** Records to use **
........

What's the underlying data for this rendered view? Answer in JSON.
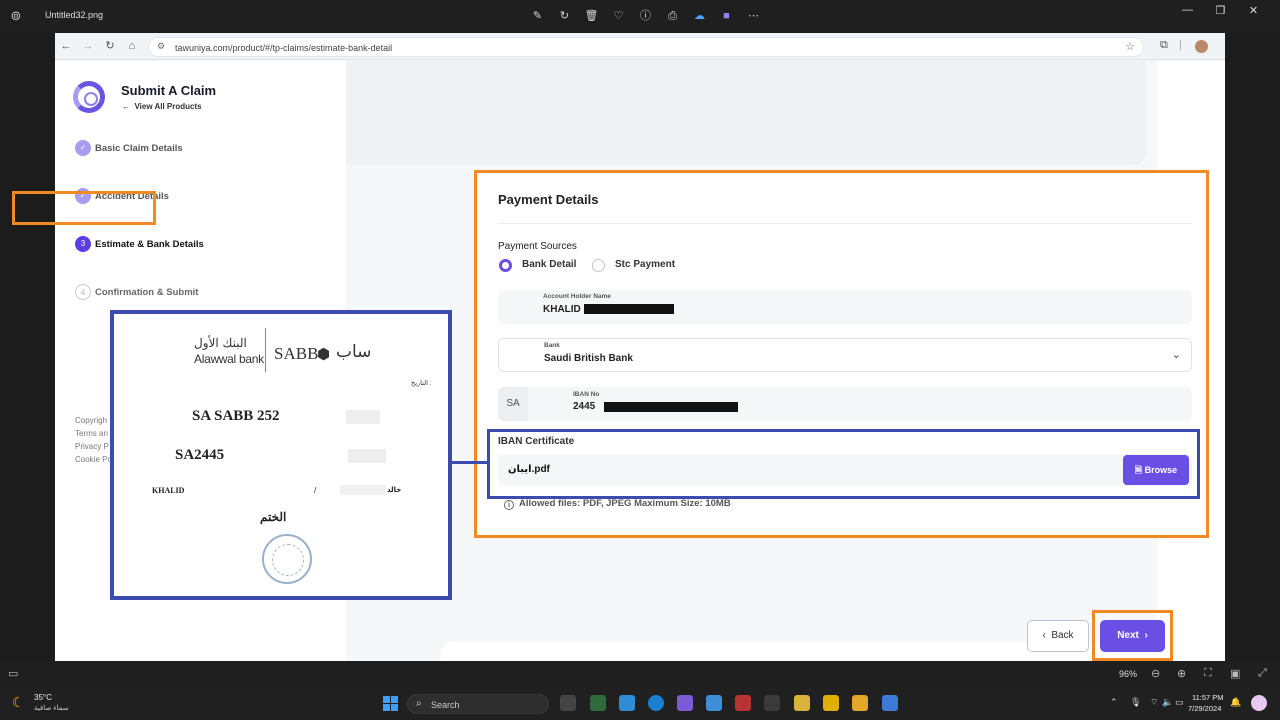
{
  "viewer": {
    "file_name": "Untitled32.png",
    "tools": [
      "edit-icon",
      "rotate-icon",
      "delete-icon",
      "favorite-icon",
      "info-icon",
      "print-icon",
      "onedrive-icon",
      "clipchamp-icon",
      "more-icon"
    ],
    "zoom": "96%"
  },
  "browser": {
    "url": "tawuniya.com/product/#/tp-claims/estimate-bank-detail"
  },
  "sidebar": {
    "title": "Submit A Claim",
    "back_link": "View All Products",
    "steps": [
      {
        "label": "Basic Claim Details",
        "state": "done",
        "marker": "✓"
      },
      {
        "label": "Accident Details",
        "state": "done",
        "marker": "✓"
      },
      {
        "label": "Estimate & Bank Details",
        "state": "active",
        "marker": "3"
      },
      {
        "label": "Confirmation & Submit",
        "state": "pending",
        "marker": "4"
      }
    ],
    "footer": [
      "Copyrigh",
      "Terms an",
      "Privacy P",
      "Cookie Po"
    ]
  },
  "payment": {
    "title": "Payment Details",
    "sources_label": "Payment Sources",
    "options": [
      {
        "label": "Bank Detail",
        "selected": true
      },
      {
        "label": "Stc Payment",
        "selected": false
      }
    ],
    "account_holder": {
      "label": "Account Holder Name",
      "value": "KHALID"
    },
    "bank": {
      "label": "Bank",
      "value": "Saudi British Bank"
    },
    "iban": {
      "prefix": "SA",
      "label": "IBAN No",
      "value": "2445"
    },
    "certificate": {
      "label": "IBAN Certificate",
      "file": "ايبان.pdf",
      "browse_label": "Browse",
      "allowed_note": "Allowed files: PDF, JPEG Maximum Size: 10MB"
    }
  },
  "actions": {
    "back_label": "Back",
    "next_label": "Next"
  },
  "document": {
    "bank_ar": "البنك الأول",
    "bank_en": "Alawwal bank",
    "sabb_en": "SABB",
    "sabb_ar": "ساب",
    "date_label": "التاريخ :",
    "line1": "SA SABB 252",
    "line2": "SA2445",
    "name": "KHALID",
    "slash": "/",
    "name_ar": "خالد",
    "seal_label": "الختم"
  },
  "taskbar": {
    "temperature": "35°C",
    "weather_desc": "سماء صافية",
    "search_placeholder": "Search",
    "time": "11:57 PM",
    "date": "7/29/2024"
  },
  "colors": {
    "accent": "#6a4fe5",
    "highlight_orange": "#f08a24",
    "highlight_blue": "#3b4bb0"
  }
}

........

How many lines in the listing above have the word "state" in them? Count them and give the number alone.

4